───── Records
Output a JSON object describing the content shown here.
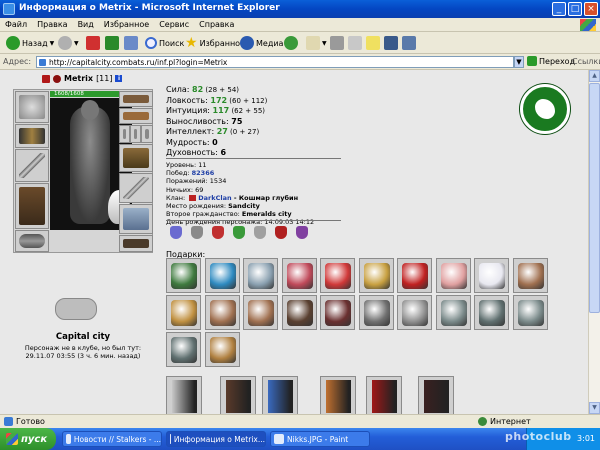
{
  "window": {
    "title": "Информация о Metrix - Microsoft Internet Explorer",
    "min": "_",
    "max": "□",
    "close": "×"
  },
  "menu": [
    "Файл",
    "Правка",
    "Вид",
    "Избранное",
    "Сервис",
    "Справка"
  ],
  "toolbar": {
    "back": "Назад",
    "search": "Поиск",
    "favorites": "Избранное",
    "media": "Медиа"
  },
  "address": {
    "label": "Адрес:",
    "url": "http://capitalcity.combats.ru/inf.pl?login=Metrix",
    "go": "Переход",
    "links": "Ссылки"
  },
  "character": {
    "name": "Metrix",
    "level_tag": "[11]",
    "info_icon": "i",
    "hp": "1608/1608",
    "city": "Capital city",
    "presence": "Персонаж не в клубе, но был тут:",
    "last_seen": "29.11.07 03:55 (3 ч. 6 мин. назад)"
  },
  "stats": [
    {
      "label": "Сила: ",
      "value": "82",
      "extra": " (28 + 54)",
      "color": "green"
    },
    {
      "label": "Ловкость: ",
      "value": "172",
      "extra": " (60 + 112)",
      "color": "green"
    },
    {
      "label": "Интуиция: ",
      "value": "117",
      "extra": " (62 + 55)",
      "color": "green"
    },
    {
      "label": "Выносливость: ",
      "value": "75",
      "extra": "",
      "color": "black"
    },
    {
      "label": "Интеллект: ",
      "value": "27",
      "extra": " (0 + 27)",
      "color": "green"
    },
    {
      "label": "Мудрость: ",
      "value": "0",
      "extra": "",
      "color": "black"
    },
    {
      "label": "Духовность: ",
      "value": "6",
      "extra": "",
      "color": "black"
    }
  ],
  "info": {
    "level_label": "Уровень: ",
    "level": "11",
    "wins_label": "Побед: ",
    "wins": "82366",
    "losses_label": "Поражений: ",
    "losses": "1534",
    "draws_label": "Ничьих: ",
    "draws": "69",
    "clan_label": "Клан: ",
    "clan": "DarkClan",
    "clan_rank": " - Кошмар глубин",
    "birthplace_label": "Место рождения: ",
    "birthplace": "Sandcity",
    "citizenship_label": "Второе гражданство: ",
    "citizenship": "Emeralds city",
    "birthday_label": "День рождения персонажа: ",
    "birthday": "14.09.03 14:12"
  },
  "gifts_title": "Подарки:",
  "badge_colors": [
    "#6a6ad0",
    "#8a8a8a",
    "#c03030",
    "#3a9a3a",
    "#a0a0a0",
    "#b02020",
    "#8040a0"
  ],
  "gift_colors": [
    "#3e7a3e",
    "#2e8ac0",
    "#8aa0b0",
    "#c04a5a",
    "#d03838",
    "#c8a040",
    "#c02020",
    "#e0a0a0",
    "#e8e8f0",
    "#a07050",
    "#c09040",
    "#a07050",
    "#a07050",
    "#5a4030",
    "#6a3030",
    "#707070",
    "#909090",
    "#7a8a8a",
    "#607070",
    "#7a8a8a",
    "#607070",
    "#b08040"
  ],
  "book_colors": [
    "#c8c8c8",
    "#5a3a2a",
    "#3a6ac0",
    "#c07030",
    "#a01818",
    "#3a2020"
  ],
  "status": {
    "done": "Готово",
    "zone": "Интернет"
  },
  "taskbar": {
    "start": "пуск",
    "tasks": [
      "Новости // Stalkers - ...",
      "Информация о Metrix...",
      "Nikks.JPG - Paint"
    ],
    "clock": "3:01",
    "watermark": "photoclub"
  }
}
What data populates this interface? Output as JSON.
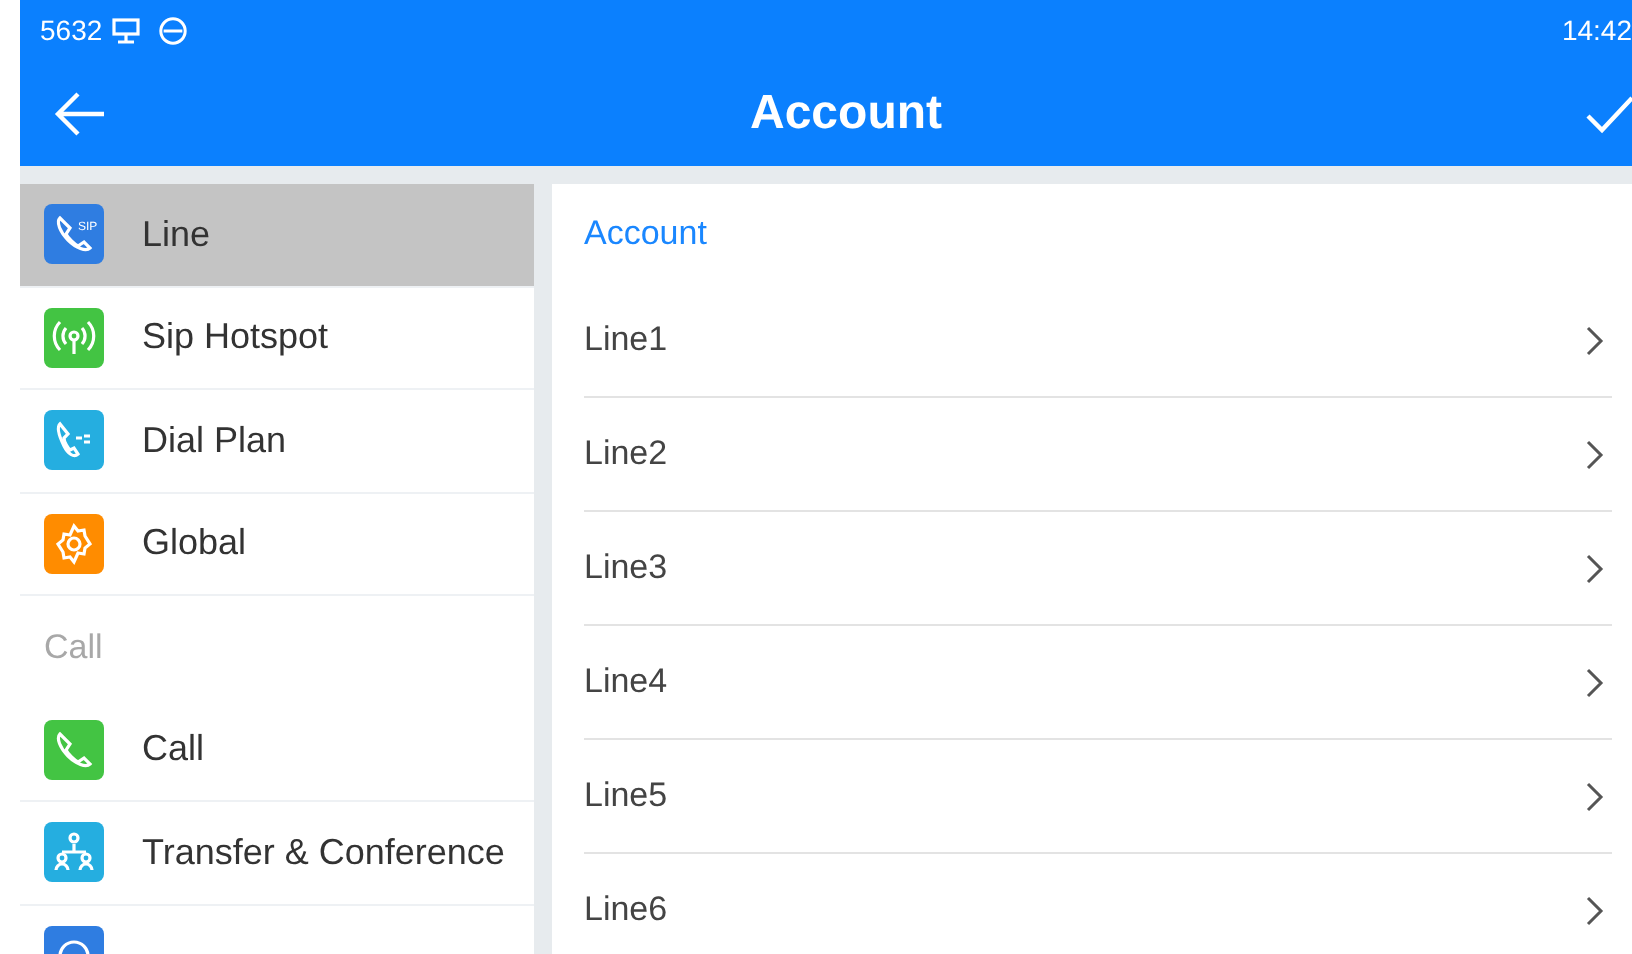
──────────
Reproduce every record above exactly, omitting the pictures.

Output a JSON object describing the content shown here.
{
  "window": {
    "title": "Информация о Metrix - Microsoft Internet Explorer",
    "min": "_",
    "max": "□",
    "close": "×"
  },
  "menu": [
    "Файл",
    "Правка",
    "Вид",
    "Избранное",
    "Сервис",
    "Справка"
  ],
  "toolbar": {
    "back": "Назад",
    "search": "Поиск",
    "favorites": "Избранное",
    "media": "Медиа"
  },
  "address": {
    "label": "Адрес:",
    "url": "http://capitalcity.combats.ru/inf.pl?login=Metrix",
    "go": "Переход",
    "links": "Ссылки"
  },
  "character": {
    "name": "Metrix",
    "level_tag": "[11]",
    "info_icon": "i",
    "hp": "1608/1608",
    "city": "Capital city",
    "presence": "Персонаж не в клубе, но был тут:",
    "last_seen": "29.11.07 03:55 (3 ч. 6 мин. назад)"
  },
  "stats": [
    {
      "label": "Сила: ",
      "value": "82",
      "extra": " (28 + 54)",
      "color": "green"
    },
    {
      "label": "Ловкость: ",
      "value": "172",
      "extra": " (60 + 112)",
      "color": "green"
    },
    {
      "label": "Интуиция: ",
      "value": "117",
      "extra": " (62 + 55)",
      "color": "green"
    },
    {
      "label": "Выносливость: ",
      "value": "75",
      "extra": "",
      "color": "black"
    },
    {
      "label": "Интеллект: ",
      "value": "27",
      "extra": " (0 + 27)",
      "color": "green"
    },
    {
      "label": "Мудрость: ",
      "value": "0",
      "extra": "",
      "color": "black"
    },
    {
      "label": "Духовность: ",
      "value": "6",
      "extra": "",
      "color": "black"
    }
  ],
  "info": {
    "level_label": "Уровень: ",
    "level": "11",
    "wins_label": "Побед: ",
    "wins": "82366",
    "losses_label": "Поражений: ",
    "losses": "1534",
    "draws_label": "Ничьих: ",
    "draws": "69",
    "clan_label": "Клан: ",
    "clan": "DarkClan",
    "clan_rank": " - Кошмар глубин",
    "birthplace_label": "Место рождения: ",
    "birthplace": "Sandcity",
    "citizenship_label": "Второе гражданство: ",
    "citizenship": "Emeralds city",
    "birthday_label": "День рождения персонажа: ",
    "birthday": "14.09.03 14:12"
  },
  "gifts_title": "Подарки:",
  "badge_colors": [
    "#6a6ad0",
    "#8a8a8a",
    "#c03030",
    "#3a9a3a",
    "#a0a0a0",
    "#b02020",
    "#8040a0"
  ],
  "gift_colors": [
    "#3e7a3e",
    "#2e8ac0",
    "#8aa0b0",
    "#c04a5a",
    "#d03838",
    "#c8a040",
    "#c02020",
    "#e0a0a0",
    "#e8e8f0",
    "#a07050",
    "#c09040",
    "#a07050",
    "#a07050",
    "#5a4030",
    "#6a3030",
    "#707070",
    "#909090",
    "#7a8a8a",
    "#607070",
    "#7a8a8a",
    "#607070",
    "#b08040"
  ],
  "book_colors": [
    "#c8c8c8",
    "#5a3a2a",
    "#3a6ac0",
    "#c07030",
    "#a01818",
    "#3a2020"
  ],
  "status": {
    "done": "Готово",
    "zone": "Интернет"
  },
  "taskbar": {
    "start": "пуск",
    "tasks": [
      "Новости // Stalkers - ...",
      "Информация о Metrix...",
      "Nikks.JPG - Paint"
    ],
    "clock": "3:01",
    "watermark": "photoclub"
  }
}
What data populates this interface? Output as JSON.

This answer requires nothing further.